**Assignment**
Which lines in the data below contain the string "tasks"? Show each one.

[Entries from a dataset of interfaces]
################
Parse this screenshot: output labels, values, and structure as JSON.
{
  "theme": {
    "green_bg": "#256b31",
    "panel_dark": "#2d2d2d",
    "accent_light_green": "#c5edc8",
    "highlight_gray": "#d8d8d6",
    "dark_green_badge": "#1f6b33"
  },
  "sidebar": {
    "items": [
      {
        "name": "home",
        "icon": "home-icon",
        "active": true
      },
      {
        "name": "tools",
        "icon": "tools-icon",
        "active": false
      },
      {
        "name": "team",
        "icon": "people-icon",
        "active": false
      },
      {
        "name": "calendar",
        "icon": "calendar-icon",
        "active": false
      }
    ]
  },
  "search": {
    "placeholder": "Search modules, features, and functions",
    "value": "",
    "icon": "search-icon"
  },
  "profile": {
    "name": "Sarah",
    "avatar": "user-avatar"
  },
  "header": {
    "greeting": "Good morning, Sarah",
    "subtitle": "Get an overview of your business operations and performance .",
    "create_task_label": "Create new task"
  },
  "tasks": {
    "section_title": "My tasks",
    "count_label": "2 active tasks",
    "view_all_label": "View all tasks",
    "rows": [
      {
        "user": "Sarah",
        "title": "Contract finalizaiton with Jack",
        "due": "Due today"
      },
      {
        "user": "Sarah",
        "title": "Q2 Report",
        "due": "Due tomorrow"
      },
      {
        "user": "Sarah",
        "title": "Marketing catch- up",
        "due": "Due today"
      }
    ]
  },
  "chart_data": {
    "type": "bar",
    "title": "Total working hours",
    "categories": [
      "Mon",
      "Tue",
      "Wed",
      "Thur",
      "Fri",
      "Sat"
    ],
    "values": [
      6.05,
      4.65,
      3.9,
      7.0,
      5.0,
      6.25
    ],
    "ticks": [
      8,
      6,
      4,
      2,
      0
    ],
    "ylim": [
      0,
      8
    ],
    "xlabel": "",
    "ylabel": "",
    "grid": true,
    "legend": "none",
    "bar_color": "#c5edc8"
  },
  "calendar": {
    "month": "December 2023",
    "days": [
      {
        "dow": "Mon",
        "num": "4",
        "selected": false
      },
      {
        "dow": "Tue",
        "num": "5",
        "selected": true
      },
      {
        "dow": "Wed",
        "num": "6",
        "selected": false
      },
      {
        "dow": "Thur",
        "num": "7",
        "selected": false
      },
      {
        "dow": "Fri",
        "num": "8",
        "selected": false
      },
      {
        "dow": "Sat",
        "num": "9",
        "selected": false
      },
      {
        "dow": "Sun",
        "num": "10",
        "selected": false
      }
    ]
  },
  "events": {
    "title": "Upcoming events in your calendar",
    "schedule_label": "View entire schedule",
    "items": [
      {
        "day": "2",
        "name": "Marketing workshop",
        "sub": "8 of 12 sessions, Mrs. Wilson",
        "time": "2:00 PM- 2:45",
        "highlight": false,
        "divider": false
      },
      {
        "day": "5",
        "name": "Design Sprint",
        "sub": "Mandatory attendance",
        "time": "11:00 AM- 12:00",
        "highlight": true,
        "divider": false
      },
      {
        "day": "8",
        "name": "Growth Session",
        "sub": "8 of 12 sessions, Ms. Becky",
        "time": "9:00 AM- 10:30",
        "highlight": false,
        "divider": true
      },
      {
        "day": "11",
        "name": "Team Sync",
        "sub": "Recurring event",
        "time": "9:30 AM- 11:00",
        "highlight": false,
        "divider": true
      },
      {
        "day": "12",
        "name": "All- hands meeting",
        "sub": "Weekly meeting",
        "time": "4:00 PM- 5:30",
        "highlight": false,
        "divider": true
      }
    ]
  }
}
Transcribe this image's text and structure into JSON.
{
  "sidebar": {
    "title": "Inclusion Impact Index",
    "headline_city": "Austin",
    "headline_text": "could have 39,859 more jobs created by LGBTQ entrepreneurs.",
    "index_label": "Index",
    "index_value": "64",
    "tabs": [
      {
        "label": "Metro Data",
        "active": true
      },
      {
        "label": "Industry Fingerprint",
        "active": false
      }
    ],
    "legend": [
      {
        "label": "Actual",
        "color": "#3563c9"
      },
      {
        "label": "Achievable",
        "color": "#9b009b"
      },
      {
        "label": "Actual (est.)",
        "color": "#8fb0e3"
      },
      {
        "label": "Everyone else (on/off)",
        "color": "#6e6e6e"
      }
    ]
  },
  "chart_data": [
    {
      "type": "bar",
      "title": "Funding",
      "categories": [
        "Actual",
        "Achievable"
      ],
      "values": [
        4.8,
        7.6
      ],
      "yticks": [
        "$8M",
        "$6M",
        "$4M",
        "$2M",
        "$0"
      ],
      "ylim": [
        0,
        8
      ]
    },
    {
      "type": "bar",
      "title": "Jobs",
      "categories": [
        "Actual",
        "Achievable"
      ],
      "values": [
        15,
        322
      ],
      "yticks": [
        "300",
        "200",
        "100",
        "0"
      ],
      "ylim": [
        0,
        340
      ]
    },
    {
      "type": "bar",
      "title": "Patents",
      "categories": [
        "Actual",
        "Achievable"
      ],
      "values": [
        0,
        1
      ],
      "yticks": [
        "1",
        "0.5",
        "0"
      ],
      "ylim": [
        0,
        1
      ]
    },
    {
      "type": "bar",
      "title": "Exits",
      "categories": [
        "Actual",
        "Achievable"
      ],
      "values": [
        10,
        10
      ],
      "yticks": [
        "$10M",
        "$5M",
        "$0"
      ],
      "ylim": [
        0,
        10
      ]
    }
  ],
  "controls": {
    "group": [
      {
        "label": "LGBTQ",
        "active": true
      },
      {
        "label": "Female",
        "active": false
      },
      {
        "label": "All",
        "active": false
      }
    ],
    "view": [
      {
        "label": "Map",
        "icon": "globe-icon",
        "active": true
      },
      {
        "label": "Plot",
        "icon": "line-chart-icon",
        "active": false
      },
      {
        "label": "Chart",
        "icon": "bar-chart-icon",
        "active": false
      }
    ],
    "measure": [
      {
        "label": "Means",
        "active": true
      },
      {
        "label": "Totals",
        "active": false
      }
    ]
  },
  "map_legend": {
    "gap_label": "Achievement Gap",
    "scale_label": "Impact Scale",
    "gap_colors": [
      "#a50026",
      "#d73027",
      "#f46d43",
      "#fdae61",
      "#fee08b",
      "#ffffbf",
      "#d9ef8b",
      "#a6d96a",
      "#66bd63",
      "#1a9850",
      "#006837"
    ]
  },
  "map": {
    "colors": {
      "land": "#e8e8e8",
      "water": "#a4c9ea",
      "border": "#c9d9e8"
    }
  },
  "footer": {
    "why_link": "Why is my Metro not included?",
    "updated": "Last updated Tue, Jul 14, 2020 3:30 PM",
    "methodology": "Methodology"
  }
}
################
**Solution below**
  "tasks": {
    "section_title": "My tasks",
    "count_label": "2 active tasks",
    "view_all_label": "View all tasks",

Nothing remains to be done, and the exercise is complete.